Collected Works of Abraham Lincoln. Volume 1.
Lincoln, Abraham, 1809-1865.

To Andrew Johnston [1]

Springfield, February 25, 1847.

Dear Johnston: Yours of the 2d of December was duly delivered to me by Mr. Williams. [2] To say the least, I am not at all displeased with your proposal to publish the poetry, or doggerel, or whatever else it may be called, which I sent you. I consent that it may be done, together with the third canto, which I now send you. [3] Whether the prefatory remarks in my letter shall be published with the verses, I leave entirely to your discretion; but let names be suppressed by all means. I have not sufficient hope of the verses attracting any favorable notice to tempt me to risk being ridiculed for having written them.

Why not drop into the paper, at the same time, the ``half dozen stanzas of your own''? Or if, for any reason, it suit your feelings better, send them to me, and I will take pleasure in putting them in the paper here. Family well, and nothing new. Yours sincerely,


Christie's 6/8/90


[1]   NH, I, 298-99.

[2]   Archibald Williams of Quincy.

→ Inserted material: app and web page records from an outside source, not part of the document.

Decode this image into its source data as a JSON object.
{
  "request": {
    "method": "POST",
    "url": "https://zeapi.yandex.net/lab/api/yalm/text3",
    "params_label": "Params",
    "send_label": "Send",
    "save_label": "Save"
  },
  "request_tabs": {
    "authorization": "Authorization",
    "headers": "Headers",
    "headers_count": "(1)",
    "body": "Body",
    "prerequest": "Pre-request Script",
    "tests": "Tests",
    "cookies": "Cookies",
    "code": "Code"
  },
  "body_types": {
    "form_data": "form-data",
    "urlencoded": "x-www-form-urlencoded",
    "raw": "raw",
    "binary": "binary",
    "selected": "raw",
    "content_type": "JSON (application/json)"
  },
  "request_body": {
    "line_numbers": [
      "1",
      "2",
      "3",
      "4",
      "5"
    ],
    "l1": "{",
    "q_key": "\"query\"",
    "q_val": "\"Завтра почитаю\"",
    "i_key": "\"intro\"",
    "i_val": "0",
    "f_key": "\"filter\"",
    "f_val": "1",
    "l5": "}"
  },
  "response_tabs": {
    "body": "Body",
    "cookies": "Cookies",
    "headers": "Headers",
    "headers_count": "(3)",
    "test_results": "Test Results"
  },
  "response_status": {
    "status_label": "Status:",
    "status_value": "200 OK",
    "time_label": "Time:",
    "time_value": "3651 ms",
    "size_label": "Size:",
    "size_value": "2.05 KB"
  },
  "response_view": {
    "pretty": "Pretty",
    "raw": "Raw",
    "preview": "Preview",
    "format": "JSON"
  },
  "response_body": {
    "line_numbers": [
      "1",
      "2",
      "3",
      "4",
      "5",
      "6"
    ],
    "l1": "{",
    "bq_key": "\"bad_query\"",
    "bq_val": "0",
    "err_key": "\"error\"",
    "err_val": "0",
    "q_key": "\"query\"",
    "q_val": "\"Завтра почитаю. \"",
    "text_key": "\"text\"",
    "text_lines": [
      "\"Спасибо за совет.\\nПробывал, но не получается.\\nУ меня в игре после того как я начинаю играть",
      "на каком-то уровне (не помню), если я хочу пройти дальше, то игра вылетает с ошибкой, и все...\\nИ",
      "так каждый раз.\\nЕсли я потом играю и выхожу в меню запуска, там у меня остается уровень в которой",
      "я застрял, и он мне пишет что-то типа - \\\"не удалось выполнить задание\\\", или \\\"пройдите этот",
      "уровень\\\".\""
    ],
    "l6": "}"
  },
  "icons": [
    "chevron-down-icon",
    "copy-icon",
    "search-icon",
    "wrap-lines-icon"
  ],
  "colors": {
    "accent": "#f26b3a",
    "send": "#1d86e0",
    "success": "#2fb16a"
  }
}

[3]   In the Quincy Whig for May 5, 1847, Johnston published anonymously the first two cantos, giving them as a main title ``The Return'' and as subtitles ``Part I---Reflection,'' ``Part II---The Maniac.'' Quotations from Lincoln's letter provided the ``prefatory remarks.'' The third canto mentioned by Lincoln does not appear in the Whig. If, as may be supposed, the third canto consisted of ``The Bear Hunt,'' supra, [September 6, 1846?], Johnston may well have concluded that it was unsuitable for printing as a companion piece to the other cantos.